In this country there is no excuse for the young man who seeks the society of the loose and the dissolute. There is at all times and everywhere open to him a society of persons of the opposite sex of his own age and of pure thoughts and lives, whose conversation will refine him, and drive from his bosom ignoble thoughts.

But our present intention is not to discuss this question as it pertains to general society, but to confine our remarks to the period of boyhood and girlhood.

As we remarked in the earlier pages of the present work, the sexual passion is developed long before the age of puberty. It is clearly visible in children of even tender years. As we there said, it is of the utmost importance that it shall be restrained and controlled to the utmost. Can this best be done by a rigid separation of the sexes, or by a free communion between them ?

The common and ancient supposition is that the first mentioned is the best plan. Yet, as we have shown, this view is based upon a fallacy. The Latin proverb tells us we strive against that which is forbidden. The very rarity of an object excites curiosity, while familiarity breeds indifference.

Nowhere is this more true than in the history of the sexual passion, and there are numbers of evidences we could adduce.

That ingenious naturalist, Mr. Darwin, explains on this ground the abhorrence to the crime of incest. It is well known that, with widely different races in the most distant quarters of the world, marriages between relations, even distant relations, have been strictly prohibited. At first. Mr. Darwin thinks that a slight feeling arising from the natural indifference of familiarity and the sexual excitement of novelty, led to unions between members of different rather than of the same families. This feeling was augmented through " natural selection," and finally became instinctive. It seems more probable that degraded savages should thus unconsciously have acquired their dislike and even abhorrence of incestuous marriages, rather than that they should have discovered by reasoning and observation any evil results which might have followed on such unions.

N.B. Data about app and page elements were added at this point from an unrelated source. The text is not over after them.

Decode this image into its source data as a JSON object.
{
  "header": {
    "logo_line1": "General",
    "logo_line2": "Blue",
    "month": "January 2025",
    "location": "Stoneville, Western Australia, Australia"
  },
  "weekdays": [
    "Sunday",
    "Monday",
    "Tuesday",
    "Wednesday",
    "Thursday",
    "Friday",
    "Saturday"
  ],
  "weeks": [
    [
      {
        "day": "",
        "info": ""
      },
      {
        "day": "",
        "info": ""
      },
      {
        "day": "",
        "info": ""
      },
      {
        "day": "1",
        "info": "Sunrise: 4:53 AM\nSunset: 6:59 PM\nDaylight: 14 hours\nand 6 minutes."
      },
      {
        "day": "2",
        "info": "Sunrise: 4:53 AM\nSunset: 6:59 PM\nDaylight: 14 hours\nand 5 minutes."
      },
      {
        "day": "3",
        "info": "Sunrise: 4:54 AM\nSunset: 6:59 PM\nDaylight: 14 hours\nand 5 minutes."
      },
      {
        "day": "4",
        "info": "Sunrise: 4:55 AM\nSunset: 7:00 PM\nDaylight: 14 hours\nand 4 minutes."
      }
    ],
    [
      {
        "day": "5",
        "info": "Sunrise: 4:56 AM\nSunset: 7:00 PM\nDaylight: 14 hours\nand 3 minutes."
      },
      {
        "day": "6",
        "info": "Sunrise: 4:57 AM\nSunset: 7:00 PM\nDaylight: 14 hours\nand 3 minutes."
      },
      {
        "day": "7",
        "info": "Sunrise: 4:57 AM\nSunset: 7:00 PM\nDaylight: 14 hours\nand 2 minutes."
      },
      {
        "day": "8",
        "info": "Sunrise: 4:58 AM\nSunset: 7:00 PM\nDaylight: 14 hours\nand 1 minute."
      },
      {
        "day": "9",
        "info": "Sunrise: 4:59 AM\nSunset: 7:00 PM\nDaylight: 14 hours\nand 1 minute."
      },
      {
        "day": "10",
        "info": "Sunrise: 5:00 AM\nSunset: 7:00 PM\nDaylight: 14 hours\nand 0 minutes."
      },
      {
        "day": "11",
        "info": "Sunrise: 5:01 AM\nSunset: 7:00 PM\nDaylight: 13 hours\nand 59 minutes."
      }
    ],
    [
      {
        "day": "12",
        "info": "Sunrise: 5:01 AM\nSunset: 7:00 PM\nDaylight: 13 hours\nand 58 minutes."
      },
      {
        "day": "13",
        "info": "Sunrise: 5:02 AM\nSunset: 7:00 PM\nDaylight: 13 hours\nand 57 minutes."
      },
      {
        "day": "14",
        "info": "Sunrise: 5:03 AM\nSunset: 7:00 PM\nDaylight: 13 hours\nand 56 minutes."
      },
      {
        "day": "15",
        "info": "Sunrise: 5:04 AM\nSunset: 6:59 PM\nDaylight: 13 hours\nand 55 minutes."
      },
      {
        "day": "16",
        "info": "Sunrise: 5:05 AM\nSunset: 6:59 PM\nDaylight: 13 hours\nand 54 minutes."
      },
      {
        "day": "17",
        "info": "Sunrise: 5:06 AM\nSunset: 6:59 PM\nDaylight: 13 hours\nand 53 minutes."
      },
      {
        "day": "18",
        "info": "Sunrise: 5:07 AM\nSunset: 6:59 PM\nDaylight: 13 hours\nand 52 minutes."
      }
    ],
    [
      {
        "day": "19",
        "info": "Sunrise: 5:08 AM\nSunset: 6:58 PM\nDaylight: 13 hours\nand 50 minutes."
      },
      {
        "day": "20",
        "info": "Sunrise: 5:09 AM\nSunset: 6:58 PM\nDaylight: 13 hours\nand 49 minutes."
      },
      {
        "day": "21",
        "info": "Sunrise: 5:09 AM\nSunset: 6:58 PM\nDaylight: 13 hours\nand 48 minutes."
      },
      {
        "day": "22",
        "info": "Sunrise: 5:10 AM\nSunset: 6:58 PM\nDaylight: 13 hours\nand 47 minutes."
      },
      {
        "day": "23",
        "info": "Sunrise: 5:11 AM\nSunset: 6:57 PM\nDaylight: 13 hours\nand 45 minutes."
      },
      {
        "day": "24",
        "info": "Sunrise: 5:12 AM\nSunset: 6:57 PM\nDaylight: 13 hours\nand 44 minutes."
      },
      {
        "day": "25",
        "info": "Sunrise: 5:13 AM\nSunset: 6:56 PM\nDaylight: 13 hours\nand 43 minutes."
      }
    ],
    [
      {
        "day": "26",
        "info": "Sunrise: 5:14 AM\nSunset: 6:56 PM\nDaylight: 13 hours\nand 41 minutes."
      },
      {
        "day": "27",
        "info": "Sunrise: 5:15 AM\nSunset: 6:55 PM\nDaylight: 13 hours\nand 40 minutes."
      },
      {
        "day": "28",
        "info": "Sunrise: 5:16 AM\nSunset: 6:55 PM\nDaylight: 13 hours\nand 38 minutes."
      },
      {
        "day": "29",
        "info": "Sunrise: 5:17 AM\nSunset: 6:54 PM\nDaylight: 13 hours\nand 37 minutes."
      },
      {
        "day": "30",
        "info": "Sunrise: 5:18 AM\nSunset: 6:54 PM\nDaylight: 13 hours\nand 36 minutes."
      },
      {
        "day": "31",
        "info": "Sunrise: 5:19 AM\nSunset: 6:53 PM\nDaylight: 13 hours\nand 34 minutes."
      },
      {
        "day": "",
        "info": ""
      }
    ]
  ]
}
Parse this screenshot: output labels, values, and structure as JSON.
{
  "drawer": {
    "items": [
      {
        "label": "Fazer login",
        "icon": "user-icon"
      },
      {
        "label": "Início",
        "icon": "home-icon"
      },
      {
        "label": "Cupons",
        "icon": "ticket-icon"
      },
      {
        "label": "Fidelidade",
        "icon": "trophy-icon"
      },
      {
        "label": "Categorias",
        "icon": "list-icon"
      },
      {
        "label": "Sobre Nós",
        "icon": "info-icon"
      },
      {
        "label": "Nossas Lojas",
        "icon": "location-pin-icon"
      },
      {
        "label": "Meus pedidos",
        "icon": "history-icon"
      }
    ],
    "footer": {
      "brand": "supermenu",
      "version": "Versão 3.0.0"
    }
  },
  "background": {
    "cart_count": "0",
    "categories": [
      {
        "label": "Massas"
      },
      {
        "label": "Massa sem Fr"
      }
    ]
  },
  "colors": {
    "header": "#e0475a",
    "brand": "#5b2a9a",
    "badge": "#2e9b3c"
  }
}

It is this indifference which should be most assiduously cultivated in the young of both sexes, especially in males. Nature herself has provided for it to some extent in females. It is one of the acute observations of Wilhelm von Humboldt that such an indifference is the rule in the girl when just blossoming into womanhood. To quote his own admirable words: " The first emotions of her youthful heart wander, like the glance of Diana, into the far distance. The earliest maidenly age is thus not unfrequently accompanied by a certain want of feeling, indeed, inasmuch as the feminine mildness depends upon the development of those emotions, we may say by a certain hardness. Some characters hastes over this period so rapidly that it is hardly perceived, but in most it is visible for some time."

There is strong reason to hold that one of the most effective means to bring about this indifference of familiarity is by